Garage Home

Vinyl (is final)

I will use vinyl siding for a maintenance-free building. I followed the installation manual downloaded from The Vinyl Siding Institute:

http://www.vinylsiding.org/publications/

March 26. First I installed soffit panels under the east eaves.

I installed vinyl channels named for their cross-section shape. I nailed F-channel to the wall, J-channel to the rafters. The nails, galvanized 1 1/4" roofing nails, are never nailed down tight. All vinyl should slide in the nail slots:

I measured the distance from wall to fascia and subtracted a 1/2" to allow for expansion. I set up my radial arm saw with a reversed plywood blade, then marked the saw fence with a mark at 11.25".

This allowed me to quickly cut lots of panels:

I forced a panel into the two channels:

Too much like work! I found I could slide panels into the channels where there was a break in the channel. Slide them down and lock them together by grabbing two panels and squeezing. About half-way done the east side. You can see the breaks in the channel clearly in this picture:

March 26. East side done. The little triangular hole is apparently just the right size for some little birds looking for a nesting place. Must cover that up soon.

March 27. West side done!

March 28. I nailed gray starter strips all around the garage except for the front by the garage doors since they don't have any trim yet. As per instructions, I put some flashing at the corners, left over from the skylight. The inset shows the blue chalk line I snapped to line up the starter strips. How easy it is to line everything up because I was so careful about getting the foundation level all those months ago!

Then I nailed on corner pieces. I left a 1/4" gap between the top of the corner piece and the soffit channel, and extended the corner 3/4" (or so) below the starter strip:

March 29. Siding! Here is the start of the first course, one 12' piece:

Here is a close up of a nail. Never nail it all the way in. The siding hangs on the nails so they can expand and contract with changes in temperature:

Two courses up:

Now it gets a little trickier because the siding has to be cut to fit under the windows. The instructions call for a special trim piece under the windows, and for a special punch to extrude "snap locks" in the vinyl. Instead, I cut slots in the vinyl using my air cutter:

I installed the piece and I could have put nails into the slots using a nail punch (and I can do so at any time), but the piece sits quite firmly, and it is further secured by the next piece that I slid over it. Here is some detail showing how the siding fits around the window. There should be a 1/4" gap between the siding and any trim:

I did the same under the next two windows. Near the end of the day it looked like this. Notice I have covered the bird entrance with a scrap piece of soffit:

April 11. The back is done except for a thin slice of trim at the top:

April 19. The south wall is done except for some PVC trim:

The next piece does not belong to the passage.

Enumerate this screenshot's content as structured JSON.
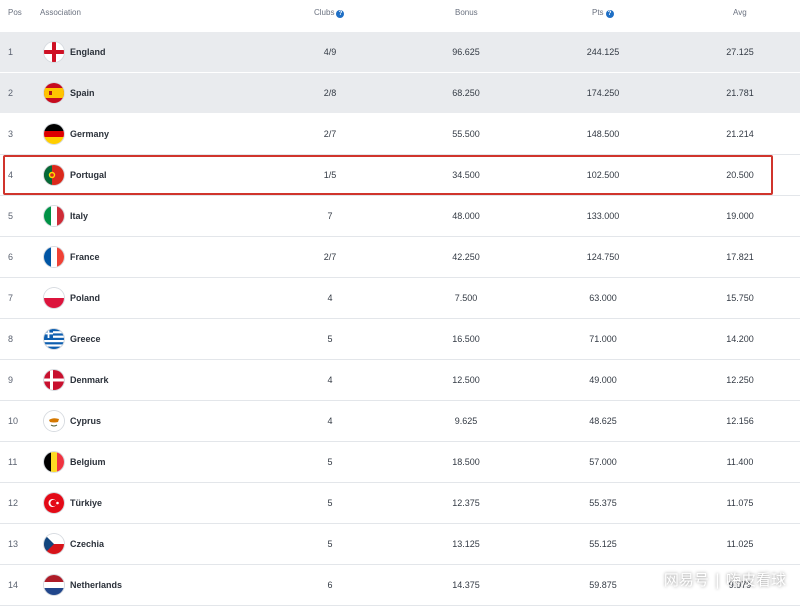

April 26. Since the radial arm saw is set up for vinyl, I can't easily rip and cut the pine trim for the garage doors. I fit and measured a couple of small pieces of trim, and drew lines for the J-channel. Here is one corner of a garage door with mitered J-channel nailed up:

At the end of the day:

April 27. I finished the front except for the very top, then worked on the stairway inside.

May 4. All the siding is on. Here is the north wall:

May 9. There is still a bit of trim to finish. I cut and ripped pine boards to fit the inside of the garage door openings. I primed all sides of the boards with exterior primer/sealer and top coated the faces with exterior semi-gloss. I didn't do vinyl here because wide PVC trim is expensive and this trim is susceptible to damage by side swipes. This trim will be easy to repaint when necessary:

May 10. I top-coated and nailed up the molding around the garage doors:

May 11. In some of the pictures above you can see a narrow strip at the top of the siding, a gap between the siding and soffit. Here is a close up:

I closed this gap on the back by cutting off the lower portion of many short scrap pieces and snapping them on to top vinyl course:

On the front, I closed the gap using long scraps left over from the long pieces over the garage doors, then finished with the bottom of a new course. Here is the garage with all the vinyl on, including the downspout:

Looks good :-) Small changes make a big difference.